### SUPPLIED INFORMATION
>>>>>

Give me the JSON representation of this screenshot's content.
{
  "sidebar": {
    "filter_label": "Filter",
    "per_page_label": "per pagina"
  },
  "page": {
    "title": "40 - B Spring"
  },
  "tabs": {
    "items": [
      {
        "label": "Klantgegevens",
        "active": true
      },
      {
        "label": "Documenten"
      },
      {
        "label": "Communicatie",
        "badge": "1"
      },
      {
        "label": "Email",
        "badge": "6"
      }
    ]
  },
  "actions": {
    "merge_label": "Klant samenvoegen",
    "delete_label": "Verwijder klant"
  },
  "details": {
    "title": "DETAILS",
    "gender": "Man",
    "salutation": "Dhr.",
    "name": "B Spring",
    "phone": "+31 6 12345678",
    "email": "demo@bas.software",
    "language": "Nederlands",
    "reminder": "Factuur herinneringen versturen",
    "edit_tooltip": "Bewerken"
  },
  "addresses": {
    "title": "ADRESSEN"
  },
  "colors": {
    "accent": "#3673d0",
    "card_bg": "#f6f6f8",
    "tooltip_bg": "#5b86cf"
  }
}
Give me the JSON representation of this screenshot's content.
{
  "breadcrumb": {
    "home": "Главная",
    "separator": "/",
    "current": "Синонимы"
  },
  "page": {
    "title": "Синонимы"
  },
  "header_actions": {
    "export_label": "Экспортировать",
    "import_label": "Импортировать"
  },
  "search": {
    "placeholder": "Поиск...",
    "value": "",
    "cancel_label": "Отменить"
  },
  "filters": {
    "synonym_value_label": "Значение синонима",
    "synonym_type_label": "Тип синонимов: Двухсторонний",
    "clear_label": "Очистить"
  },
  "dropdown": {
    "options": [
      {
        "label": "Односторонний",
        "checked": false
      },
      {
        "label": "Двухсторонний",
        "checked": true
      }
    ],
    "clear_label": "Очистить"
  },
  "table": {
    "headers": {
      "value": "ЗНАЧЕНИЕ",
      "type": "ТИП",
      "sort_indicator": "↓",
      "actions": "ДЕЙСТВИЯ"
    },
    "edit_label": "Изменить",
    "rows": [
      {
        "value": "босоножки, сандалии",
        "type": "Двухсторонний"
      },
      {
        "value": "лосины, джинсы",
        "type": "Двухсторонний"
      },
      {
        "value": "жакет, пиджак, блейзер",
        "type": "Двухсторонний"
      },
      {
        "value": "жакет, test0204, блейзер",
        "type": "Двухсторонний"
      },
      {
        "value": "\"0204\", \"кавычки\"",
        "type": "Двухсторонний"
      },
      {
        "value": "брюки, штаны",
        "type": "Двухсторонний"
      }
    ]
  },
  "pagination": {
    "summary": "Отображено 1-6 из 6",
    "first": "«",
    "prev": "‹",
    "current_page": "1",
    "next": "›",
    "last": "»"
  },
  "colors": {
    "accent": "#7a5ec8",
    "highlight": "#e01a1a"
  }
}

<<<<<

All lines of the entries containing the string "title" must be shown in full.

### WRITTEN RESPONSE
    "title": "40 - B Spring"
    "title": "DETAILS",
    "title": "ADRESSEN"
    "title": "Синонимы"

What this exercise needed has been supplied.